But that’s just my view – let me know what you think about the io9 article or whether others have improved on Bram Stoker’s original. And most of all, have a happy Halloween!

Monday, October 27, 2014

The Devil’s Bridge

Today I’m guest blogging at Heroines of Fantasy, a site devoted to fantasy, science fiction, historical fiction, and especially women in genre fiction. As part of their month-long “Fright Fest,” I’ve written a work of flash fiction (i.e., a story under 1,000 words) titled “The Devil’s Bridge.” It’s based on an old Welsh legend about an old woman and her deal with the devil. Please visit Heroines of Fantasy and check out my new story, as well as all the other great posts for Fright Fest!

An ancient dolmen what evil lies there?*
And special thanks to author Karin Rita Gastreicht for the invite to post on her blog!

* Creative Commons Attribution - photo courtesy of Steve Ford Elliot 

Wednesday, October 22, 2014

Fishing and a Flash!

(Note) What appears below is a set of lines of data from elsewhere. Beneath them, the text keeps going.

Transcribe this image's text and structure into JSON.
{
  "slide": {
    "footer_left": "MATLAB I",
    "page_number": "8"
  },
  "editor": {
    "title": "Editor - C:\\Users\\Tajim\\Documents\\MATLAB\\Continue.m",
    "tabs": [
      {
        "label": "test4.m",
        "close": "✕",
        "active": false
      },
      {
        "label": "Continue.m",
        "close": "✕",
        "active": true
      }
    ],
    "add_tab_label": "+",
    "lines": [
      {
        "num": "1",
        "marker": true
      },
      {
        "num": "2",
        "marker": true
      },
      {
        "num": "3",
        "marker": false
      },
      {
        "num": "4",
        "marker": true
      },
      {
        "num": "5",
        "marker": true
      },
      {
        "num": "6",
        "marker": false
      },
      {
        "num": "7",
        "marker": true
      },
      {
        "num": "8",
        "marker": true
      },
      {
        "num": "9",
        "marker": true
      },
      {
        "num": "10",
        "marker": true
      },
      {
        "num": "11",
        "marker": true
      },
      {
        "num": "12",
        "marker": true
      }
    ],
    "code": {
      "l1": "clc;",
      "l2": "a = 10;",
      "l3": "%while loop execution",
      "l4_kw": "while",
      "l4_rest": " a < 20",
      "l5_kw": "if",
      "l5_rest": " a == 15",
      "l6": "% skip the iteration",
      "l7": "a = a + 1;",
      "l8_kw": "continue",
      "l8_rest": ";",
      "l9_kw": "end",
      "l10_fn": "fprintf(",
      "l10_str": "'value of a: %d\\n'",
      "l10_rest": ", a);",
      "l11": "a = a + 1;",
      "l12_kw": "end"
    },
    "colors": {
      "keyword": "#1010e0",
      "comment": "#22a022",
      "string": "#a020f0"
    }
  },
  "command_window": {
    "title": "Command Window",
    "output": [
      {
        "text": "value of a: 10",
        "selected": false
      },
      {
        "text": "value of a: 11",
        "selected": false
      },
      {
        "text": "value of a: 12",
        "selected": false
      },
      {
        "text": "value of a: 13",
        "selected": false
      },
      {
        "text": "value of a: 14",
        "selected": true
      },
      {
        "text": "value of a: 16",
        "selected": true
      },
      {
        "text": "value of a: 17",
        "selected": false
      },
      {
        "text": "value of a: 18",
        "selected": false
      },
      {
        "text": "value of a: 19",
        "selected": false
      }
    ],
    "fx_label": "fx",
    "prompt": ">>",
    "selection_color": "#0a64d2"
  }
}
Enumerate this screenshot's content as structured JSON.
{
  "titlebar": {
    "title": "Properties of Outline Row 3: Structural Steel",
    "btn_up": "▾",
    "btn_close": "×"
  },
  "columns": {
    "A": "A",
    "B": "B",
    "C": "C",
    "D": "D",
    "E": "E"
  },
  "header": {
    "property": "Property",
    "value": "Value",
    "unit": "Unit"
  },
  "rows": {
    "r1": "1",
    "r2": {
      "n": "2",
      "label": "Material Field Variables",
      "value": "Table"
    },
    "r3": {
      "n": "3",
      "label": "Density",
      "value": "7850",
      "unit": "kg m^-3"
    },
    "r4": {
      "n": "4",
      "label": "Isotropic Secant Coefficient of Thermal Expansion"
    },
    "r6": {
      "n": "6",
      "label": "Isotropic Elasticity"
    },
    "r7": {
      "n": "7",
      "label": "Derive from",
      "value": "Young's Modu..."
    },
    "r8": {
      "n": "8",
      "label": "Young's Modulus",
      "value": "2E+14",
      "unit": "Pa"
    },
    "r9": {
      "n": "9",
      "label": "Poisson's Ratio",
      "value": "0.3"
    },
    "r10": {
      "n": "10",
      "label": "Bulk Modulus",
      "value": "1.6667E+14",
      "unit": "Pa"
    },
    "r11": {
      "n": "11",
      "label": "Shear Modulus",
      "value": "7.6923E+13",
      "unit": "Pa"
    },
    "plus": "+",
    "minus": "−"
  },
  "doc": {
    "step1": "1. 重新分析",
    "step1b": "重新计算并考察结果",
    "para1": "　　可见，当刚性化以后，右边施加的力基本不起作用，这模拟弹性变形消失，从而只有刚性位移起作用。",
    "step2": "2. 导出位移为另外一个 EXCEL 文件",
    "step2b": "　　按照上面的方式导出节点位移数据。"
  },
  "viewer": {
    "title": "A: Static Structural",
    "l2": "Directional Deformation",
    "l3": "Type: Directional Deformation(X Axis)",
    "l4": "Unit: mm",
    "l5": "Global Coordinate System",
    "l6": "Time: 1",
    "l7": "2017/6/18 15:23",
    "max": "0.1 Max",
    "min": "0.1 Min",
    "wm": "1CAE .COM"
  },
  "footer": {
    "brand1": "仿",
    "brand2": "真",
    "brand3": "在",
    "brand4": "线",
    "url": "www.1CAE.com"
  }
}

I’m off to my annual fishing trip, and though I doubt I’ll catch the Midgard Serpent this year, I leave with fond memories of last night’s TV experience with my nine-year-old.

I’ve endeavored to find good TV shows we can watch as a family. In years’ past, it’s been Once Upon A Time, and while we still watch it, the Frozen plotline has become a bit silly to me. Fortunately, we decided to start watching CW’s new series The Flash. I must say, the adventures of Barry Allen have provided more family entertainment than I would have expected. We’re having a ball with this show, and if you have any fondness for superhero tales, I highly recommend it.

Next week is Halloween, so stay tuned for some spooky story news on the blog!

Thursday, October 16, 2014

“Thieves’ Quarry”: Another Tale of Murder, Magic, and Mystery in Colonial Boston

Yesterday, I finished Thieves’ Quarry by D. B. Jackson and found it a worthy sequel to the first book in the series, which I reviewed here. My review of Thieves’ Quarry follows this image of the book’s amazing cover.

D. B. Jackson has crafted another fun historical fantasy with Thieves’ Quarry, the sequel to his first novel in the series, Thieftaker. The series takes the reader to colonial Boston and a world where conjurers, called “spellers,” live secretly among the population. Among them is Ethan Kaille, a thieftaker who retrieves stolen goods for a price. And like the first book, Kaille once again finds himself investigating a mysterious murder committed by a new and deadly conjurer.

The murder involves the strange and sudden death of the crew of the Graystone, one of many British warships that have arrived in Boston Harbor for the Crown’s occupation of the city. Agents of the Crown hire Kaille to find the killer, and he must do so quickly, before the colony’s lieutenant governor has every speller in Boston put to death for the crime.

The novel’s mystery is well crafted, with plenty of twists that kept me guessing until the end. Just as intriguing is the series’ magic system, which plays a key role in the tale. When casting, spellers need the aid of a ghost-like familiar (in Kaille’s case, an old medieval warrior he calls Uncle Reg), and every spellers’ magic and ghost has a unique color to its glow. Once Kaille discovers the color of the magic used on the crewmen, he just needs to find the conjurer to whom the color belongs to identify the killer. Jackson has been revealing clues about the magic system in each book, but he has left much of it unexplained, keeping the mystery behind the ghosts and their origins alive for a future tale. Yet he’s explained enough here to make it “believable,” and in many ways the magic system is one of the reasons this series work so well.

The rest of the books’ appeal lies with the characters who populate this fictional Boston, from Kaille’s rival, Sephira Pryce, to his friends at a tavern called the Dowsing Rod, and even historical figures like Samuel Adams. (Honestly, between the tavern and Adams, I always feel like having an ale while reading these books!) Also, the series is inching closer to the Boston Tea Party, and Kaille is beginning to question his allegiance to the Crown. All of this creates a unique world to which I am eager to return. And fortunately, the next book in the series, A Plunder of Souls, is waiting on my shelf.